╔══

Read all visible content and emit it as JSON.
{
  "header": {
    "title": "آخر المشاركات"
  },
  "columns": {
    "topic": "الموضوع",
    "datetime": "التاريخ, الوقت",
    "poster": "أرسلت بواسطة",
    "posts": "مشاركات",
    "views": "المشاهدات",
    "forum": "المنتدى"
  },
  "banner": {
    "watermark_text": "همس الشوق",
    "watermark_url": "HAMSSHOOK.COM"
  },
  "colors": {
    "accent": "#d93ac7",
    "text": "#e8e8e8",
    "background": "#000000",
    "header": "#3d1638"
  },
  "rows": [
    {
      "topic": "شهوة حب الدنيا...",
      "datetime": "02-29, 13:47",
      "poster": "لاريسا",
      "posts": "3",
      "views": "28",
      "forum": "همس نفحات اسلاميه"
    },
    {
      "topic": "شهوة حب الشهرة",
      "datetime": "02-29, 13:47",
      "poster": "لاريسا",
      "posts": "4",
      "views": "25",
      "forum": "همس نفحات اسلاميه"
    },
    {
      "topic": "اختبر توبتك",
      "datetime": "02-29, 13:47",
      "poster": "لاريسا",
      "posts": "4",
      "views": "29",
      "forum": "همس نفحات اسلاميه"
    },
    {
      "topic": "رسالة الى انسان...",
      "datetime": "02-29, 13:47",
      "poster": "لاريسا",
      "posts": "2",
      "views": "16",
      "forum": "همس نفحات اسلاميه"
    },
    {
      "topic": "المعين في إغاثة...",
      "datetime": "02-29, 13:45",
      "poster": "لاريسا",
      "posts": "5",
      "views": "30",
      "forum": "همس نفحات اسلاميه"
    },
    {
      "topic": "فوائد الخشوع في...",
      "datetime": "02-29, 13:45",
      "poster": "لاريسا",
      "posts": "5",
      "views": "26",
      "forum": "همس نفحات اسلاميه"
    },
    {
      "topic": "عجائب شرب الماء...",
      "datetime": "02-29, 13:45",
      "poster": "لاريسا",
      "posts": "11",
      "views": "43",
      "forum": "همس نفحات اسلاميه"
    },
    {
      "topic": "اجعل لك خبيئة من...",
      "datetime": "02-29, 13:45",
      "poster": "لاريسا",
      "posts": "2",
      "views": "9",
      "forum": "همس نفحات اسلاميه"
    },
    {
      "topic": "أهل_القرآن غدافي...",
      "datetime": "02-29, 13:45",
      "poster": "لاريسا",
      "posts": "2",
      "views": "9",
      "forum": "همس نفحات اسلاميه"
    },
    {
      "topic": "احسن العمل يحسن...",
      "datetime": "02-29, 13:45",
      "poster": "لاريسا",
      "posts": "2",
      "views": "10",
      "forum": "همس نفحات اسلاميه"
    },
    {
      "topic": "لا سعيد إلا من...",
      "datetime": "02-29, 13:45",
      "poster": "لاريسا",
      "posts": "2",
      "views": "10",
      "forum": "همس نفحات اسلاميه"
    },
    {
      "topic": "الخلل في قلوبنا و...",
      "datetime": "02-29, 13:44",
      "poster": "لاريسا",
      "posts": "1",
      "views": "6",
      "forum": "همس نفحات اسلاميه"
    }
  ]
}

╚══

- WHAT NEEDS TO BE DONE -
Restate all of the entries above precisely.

- YOUR RESPONSE -
Read all visible content and emit it as JSON.
{
  "header": {
    "title": "آخر المشاركات"
  },
  "columns": {
    "topic": "الموضوع",
    "datetime": "التاريخ, الوقت",
    "poster": "أرسلت بواسطة",
    "posts": "مشاركات",
    "views": "المشاهدات",
    "forum": "المنتدى"
  },
  "banner": {
    "watermark_text": "همس الشوق",
    "watermark_url": "HAMSSHOOK.COM"
  },
  "colors": {
    "accent": "#d93ac7",
    "text": "#e8e8e8",
    "background": "#000000",
    "header": "#3d1638"
  },
  "rows": [
    {
      "topic": "شهوة حب الدنيا...",
      "datetime": "02-29, 13:47",
      "poster": "لاريسا",
      "posts": "3",
      "views": "28",
      "forum": "همس نفحات اسلاميه"
    },
    {
      "topic": "شهوة حب الشهرة",
      "datetime": "02-29, 13:47",
      "poster": "لاريسا",
      "posts": "4",
      "views": "25",
      "forum": "همس نفحات اسلاميه"
    },
    {
      "topic": "اختبر توبتك",
      "datetime": "02-29, 13:47",
      "poster": "لاريسا",
      "posts": "4",
      "views": "29",
      "forum": "همس نفحات اسلاميه"
    },
    {
      "topic": "رسالة الى انسان...",
      "datetime": "02-29, 13:47",
      "poster": "لاريسا",
      "posts": "2",
      "views": "16",
      "forum": "همس نفحات اسلاميه"
    },
    {
      "topic": "المعين في إغاثة...",
      "datetime": "02-29, 13:45",
      "poster": "لاريسا",
      "posts": "5",
      "views": "30",
      "forum": "همس نفحات اسلاميه"
    },
    {
      "topic": "فوائد الخشوع في...",
      "datetime": "02-29, 13:45",
      "poster": "لاريسا",
      "posts": "5",
      "views": "26",
      "forum": "همس نفحات اسلاميه"
    },
    {
      "topic": "عجائب شرب الماء...",
      "datetime": "02-29, 13:45",
      "poster": "لاريسا",
      "posts": "11",
      "views": "43",
      "forum": "همس نفحات اسلاميه"
    },
    {
      "topic": "اجعل لك خبيئة من...",
      "datetime": "02-29, 13:45",
      "poster": "لاريسا",
      "posts": "2",
      "views": "9",
      "forum": "همس نفحات اسلاميه"
    },
    {
      "topic": "أهل_القرآن غدافي...",
      "datetime": "02-29, 13:45",
      "poster": "لاريسا",
      "posts": "2",
      "views": "9",
      "forum": "همس نفحات اسلاميه"
    },
    {
      "topic": "احسن العمل يحسن...",
      "datetime": "02-29, 13:45",
      "poster": "لاريسا",
      "posts": "2",
      "views": "10",
      "forum": "همس نفحات اسلاميه"
    },
    {
      "topic": "لا سعيد إلا من...",
      "datetime": "02-29, 13:45",
      "poster": "لاريسا",
      "posts": "2",
      "views": "10",
      "forum": "همس نفحات اسلاميه"
    },
    {
      "topic": "الخلل في قلوبنا و...",
      "datetime": "02-29, 13:44",
      "poster": "لاريسا",
      "posts": "1",
      "views": "6",
      "forum": "همس نفحات اسلاميه"
    }
  ]
}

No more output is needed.